---------- Record set
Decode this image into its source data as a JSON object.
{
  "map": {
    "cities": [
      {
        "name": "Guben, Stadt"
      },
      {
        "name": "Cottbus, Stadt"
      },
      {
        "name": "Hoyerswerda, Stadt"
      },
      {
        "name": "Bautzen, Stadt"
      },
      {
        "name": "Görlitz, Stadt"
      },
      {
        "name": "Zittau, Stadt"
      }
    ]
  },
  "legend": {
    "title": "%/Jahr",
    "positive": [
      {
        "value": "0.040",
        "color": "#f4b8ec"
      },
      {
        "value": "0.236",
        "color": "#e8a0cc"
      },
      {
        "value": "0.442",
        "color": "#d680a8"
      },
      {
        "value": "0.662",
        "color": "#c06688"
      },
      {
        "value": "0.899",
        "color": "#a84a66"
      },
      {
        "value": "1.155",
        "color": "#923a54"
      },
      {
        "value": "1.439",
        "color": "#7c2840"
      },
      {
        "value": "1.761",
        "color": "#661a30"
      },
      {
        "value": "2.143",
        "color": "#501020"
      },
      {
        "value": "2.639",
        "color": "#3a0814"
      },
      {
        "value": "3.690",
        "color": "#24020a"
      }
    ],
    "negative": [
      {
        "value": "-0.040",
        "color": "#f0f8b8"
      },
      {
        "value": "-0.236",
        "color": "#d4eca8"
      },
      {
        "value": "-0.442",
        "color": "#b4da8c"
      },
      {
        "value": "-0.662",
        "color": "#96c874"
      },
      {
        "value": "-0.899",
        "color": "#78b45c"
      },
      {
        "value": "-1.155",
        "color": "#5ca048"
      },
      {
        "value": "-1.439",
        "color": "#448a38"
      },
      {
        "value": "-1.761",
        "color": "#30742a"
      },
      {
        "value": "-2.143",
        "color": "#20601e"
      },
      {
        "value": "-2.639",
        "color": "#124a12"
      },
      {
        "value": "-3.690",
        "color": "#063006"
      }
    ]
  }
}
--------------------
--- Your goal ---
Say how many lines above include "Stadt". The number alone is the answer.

--- Answer box ---
6